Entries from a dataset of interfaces
'''

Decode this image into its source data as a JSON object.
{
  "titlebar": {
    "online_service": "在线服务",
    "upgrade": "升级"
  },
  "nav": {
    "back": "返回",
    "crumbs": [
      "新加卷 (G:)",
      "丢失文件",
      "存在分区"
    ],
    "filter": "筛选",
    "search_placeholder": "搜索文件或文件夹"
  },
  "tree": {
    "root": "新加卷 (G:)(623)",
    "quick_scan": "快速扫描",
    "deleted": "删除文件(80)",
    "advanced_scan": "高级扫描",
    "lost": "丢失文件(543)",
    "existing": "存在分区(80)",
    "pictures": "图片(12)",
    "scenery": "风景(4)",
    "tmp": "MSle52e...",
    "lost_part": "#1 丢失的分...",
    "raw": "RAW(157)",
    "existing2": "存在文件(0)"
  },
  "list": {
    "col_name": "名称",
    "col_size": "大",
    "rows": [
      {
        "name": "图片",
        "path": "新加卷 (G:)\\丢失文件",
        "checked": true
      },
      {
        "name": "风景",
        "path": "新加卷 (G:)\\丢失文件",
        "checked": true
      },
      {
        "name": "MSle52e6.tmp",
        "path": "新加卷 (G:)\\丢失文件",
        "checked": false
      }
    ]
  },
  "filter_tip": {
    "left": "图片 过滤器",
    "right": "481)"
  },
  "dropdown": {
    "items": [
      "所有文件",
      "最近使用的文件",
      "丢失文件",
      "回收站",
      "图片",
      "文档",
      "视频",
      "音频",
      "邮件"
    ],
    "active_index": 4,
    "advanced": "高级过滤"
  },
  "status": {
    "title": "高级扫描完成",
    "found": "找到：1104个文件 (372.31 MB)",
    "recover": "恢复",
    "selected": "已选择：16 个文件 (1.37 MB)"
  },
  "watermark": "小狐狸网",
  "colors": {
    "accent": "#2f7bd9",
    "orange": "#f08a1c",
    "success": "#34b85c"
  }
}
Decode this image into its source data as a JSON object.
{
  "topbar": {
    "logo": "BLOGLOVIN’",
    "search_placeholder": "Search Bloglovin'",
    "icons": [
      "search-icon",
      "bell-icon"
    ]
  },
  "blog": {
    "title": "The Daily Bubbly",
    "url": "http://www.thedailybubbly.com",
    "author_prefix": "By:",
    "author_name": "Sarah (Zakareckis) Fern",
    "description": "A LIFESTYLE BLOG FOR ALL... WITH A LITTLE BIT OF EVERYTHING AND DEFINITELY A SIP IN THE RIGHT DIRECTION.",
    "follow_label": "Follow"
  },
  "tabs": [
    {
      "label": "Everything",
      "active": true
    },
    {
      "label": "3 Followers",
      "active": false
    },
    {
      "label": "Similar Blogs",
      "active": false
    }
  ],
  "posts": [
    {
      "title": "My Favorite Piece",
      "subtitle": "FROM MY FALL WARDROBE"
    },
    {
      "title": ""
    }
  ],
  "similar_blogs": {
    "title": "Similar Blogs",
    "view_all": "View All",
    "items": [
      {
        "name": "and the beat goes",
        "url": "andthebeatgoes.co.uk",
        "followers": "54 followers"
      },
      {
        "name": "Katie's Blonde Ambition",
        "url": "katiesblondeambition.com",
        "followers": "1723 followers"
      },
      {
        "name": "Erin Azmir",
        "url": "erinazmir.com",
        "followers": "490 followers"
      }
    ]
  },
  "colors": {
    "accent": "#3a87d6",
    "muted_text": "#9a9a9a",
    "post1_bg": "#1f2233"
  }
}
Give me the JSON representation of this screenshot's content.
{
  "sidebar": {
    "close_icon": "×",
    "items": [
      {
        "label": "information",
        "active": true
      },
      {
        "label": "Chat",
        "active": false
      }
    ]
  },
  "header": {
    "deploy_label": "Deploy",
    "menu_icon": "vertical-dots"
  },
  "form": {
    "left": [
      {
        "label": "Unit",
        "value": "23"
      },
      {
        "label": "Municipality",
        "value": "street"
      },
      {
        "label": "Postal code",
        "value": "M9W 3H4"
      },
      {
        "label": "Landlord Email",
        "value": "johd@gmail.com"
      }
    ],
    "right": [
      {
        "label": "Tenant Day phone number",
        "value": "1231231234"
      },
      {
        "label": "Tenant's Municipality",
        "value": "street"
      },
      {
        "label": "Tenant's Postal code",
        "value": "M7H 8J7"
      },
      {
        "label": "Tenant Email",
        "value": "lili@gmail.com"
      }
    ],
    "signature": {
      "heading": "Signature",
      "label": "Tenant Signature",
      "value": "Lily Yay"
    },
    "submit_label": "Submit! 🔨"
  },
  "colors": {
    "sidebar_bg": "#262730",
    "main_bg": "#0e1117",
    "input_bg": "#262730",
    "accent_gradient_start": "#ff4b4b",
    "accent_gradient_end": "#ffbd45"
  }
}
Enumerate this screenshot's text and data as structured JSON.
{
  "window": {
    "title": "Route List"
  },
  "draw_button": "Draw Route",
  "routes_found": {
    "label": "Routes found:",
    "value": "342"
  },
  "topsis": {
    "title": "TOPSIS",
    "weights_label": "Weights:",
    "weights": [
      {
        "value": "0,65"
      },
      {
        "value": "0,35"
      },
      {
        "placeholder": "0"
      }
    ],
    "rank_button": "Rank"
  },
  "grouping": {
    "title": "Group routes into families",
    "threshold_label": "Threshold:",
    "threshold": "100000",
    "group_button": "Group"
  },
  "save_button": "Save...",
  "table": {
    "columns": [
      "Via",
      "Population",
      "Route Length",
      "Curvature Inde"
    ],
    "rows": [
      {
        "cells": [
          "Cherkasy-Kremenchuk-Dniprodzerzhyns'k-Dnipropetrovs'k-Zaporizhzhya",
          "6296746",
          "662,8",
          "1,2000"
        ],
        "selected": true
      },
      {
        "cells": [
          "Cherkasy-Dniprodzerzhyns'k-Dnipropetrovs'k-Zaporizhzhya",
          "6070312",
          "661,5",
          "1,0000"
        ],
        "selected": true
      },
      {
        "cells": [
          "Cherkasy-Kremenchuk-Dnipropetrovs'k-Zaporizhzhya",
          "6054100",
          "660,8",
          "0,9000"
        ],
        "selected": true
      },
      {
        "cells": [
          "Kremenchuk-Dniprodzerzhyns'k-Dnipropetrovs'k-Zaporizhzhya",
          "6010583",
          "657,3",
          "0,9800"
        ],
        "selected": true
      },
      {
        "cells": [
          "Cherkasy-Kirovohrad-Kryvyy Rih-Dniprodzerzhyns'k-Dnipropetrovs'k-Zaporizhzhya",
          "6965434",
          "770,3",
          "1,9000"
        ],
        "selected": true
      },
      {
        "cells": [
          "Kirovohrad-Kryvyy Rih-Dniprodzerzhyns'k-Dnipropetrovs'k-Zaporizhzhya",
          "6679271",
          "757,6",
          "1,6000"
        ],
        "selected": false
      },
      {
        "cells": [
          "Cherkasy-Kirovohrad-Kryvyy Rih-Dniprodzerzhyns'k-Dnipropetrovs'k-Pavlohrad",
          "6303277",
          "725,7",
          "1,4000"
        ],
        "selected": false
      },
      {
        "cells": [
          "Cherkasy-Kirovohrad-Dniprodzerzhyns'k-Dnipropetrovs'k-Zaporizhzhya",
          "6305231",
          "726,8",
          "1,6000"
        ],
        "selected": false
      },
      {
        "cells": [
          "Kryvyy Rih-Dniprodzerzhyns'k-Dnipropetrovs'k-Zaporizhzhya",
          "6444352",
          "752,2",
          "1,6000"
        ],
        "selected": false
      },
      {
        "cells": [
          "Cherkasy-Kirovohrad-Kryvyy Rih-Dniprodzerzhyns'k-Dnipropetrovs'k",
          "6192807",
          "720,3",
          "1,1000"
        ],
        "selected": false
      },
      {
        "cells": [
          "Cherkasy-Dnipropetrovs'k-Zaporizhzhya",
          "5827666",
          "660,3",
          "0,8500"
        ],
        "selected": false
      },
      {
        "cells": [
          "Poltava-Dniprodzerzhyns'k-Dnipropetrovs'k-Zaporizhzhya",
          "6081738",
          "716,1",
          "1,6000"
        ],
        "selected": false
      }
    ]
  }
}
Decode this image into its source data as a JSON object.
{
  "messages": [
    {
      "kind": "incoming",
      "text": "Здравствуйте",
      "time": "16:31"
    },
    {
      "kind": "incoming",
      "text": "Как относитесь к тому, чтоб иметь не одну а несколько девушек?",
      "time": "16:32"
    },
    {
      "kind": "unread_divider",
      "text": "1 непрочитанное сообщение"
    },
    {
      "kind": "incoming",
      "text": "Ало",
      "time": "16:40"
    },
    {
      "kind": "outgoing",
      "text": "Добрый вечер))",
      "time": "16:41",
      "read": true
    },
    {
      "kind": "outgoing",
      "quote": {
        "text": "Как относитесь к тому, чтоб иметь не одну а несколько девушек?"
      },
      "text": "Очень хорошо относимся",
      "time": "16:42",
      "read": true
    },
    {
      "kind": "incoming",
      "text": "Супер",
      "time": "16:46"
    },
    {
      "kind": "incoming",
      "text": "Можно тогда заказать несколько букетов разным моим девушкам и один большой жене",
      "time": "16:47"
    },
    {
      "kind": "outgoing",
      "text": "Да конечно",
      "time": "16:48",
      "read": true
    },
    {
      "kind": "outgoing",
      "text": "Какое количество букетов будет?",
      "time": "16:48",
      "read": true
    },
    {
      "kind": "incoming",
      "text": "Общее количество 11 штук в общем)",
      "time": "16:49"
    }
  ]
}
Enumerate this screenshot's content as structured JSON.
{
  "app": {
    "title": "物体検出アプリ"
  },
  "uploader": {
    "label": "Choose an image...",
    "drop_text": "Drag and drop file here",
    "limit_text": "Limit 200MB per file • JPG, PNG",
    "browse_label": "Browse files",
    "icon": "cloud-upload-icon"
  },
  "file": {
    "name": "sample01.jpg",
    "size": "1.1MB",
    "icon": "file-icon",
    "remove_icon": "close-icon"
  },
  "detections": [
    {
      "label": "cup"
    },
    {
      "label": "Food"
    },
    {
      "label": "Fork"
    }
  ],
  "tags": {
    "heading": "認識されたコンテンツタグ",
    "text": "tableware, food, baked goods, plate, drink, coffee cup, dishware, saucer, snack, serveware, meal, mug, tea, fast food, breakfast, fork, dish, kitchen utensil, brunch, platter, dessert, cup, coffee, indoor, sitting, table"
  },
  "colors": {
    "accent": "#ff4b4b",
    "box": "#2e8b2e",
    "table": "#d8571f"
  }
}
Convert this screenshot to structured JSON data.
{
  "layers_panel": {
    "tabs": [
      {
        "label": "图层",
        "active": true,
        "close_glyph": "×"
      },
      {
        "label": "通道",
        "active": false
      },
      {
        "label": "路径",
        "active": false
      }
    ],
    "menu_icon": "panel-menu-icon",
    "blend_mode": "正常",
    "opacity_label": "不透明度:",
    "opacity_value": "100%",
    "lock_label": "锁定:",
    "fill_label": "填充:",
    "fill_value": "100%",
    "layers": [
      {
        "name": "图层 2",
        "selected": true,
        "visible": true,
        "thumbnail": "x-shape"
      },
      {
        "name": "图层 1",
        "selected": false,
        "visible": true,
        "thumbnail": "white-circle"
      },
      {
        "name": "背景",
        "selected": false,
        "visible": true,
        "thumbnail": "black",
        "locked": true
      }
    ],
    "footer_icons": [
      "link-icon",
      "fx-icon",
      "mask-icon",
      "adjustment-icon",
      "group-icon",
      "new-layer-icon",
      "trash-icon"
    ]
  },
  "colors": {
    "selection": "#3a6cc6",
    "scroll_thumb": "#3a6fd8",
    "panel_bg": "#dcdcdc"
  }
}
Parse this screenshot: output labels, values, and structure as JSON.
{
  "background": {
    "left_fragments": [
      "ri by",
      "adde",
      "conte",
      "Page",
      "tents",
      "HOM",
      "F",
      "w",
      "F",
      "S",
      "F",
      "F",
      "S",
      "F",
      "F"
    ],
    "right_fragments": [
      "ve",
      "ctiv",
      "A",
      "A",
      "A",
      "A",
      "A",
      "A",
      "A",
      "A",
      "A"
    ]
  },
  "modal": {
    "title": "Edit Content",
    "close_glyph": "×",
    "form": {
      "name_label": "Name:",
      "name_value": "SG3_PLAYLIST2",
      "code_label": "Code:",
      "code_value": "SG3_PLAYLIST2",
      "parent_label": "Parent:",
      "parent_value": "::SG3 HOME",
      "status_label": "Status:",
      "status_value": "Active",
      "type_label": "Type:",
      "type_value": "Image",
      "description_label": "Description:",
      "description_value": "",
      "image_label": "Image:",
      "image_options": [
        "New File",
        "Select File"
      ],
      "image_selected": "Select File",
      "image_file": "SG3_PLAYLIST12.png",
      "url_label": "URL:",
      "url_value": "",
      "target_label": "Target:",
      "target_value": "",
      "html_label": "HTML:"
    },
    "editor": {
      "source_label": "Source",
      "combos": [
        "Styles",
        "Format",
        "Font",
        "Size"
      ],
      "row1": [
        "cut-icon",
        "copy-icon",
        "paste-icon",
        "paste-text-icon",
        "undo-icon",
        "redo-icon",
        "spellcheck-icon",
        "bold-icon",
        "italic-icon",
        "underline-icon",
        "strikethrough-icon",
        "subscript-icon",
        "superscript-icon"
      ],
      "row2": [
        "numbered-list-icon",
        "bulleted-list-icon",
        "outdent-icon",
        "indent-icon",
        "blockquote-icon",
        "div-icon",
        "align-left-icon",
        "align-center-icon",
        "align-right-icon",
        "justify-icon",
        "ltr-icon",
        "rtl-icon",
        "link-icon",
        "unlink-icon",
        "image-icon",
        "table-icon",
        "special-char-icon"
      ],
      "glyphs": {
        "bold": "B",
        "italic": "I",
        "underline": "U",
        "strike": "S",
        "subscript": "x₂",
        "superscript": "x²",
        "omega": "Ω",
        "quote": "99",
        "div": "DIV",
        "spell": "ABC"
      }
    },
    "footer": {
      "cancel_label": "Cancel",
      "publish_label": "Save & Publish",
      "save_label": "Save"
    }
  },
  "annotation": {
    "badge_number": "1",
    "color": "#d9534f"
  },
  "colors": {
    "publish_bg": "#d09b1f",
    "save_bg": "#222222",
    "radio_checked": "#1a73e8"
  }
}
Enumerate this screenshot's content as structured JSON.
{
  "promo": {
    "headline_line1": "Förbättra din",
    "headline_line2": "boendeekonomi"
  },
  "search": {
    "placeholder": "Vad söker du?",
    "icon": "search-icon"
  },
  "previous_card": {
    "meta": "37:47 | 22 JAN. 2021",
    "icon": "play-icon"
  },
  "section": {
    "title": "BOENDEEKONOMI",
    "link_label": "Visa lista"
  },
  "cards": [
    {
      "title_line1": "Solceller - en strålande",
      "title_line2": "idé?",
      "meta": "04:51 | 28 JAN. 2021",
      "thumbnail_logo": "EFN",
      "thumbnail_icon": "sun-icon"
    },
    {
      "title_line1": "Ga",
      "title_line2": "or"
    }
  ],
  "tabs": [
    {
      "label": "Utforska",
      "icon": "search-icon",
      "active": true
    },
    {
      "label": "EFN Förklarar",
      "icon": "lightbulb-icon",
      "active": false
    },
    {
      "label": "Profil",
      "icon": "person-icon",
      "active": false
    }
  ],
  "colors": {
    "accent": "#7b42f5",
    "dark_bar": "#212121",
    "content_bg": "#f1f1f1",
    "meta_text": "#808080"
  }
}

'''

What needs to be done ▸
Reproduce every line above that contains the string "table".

Exercise result ▸
  "table": {
    "text": "tableware, food, baked goods, plate, drink, coffee cup, dishware, saucer, snack, serveware, meal, mug, tea, fast food, breakfast, fork, dish, kitchen utensil, brunch, platter, dessert, cup, coffee, indoor, sitting, table"
    "table": "#d8571f"
        "table-icon",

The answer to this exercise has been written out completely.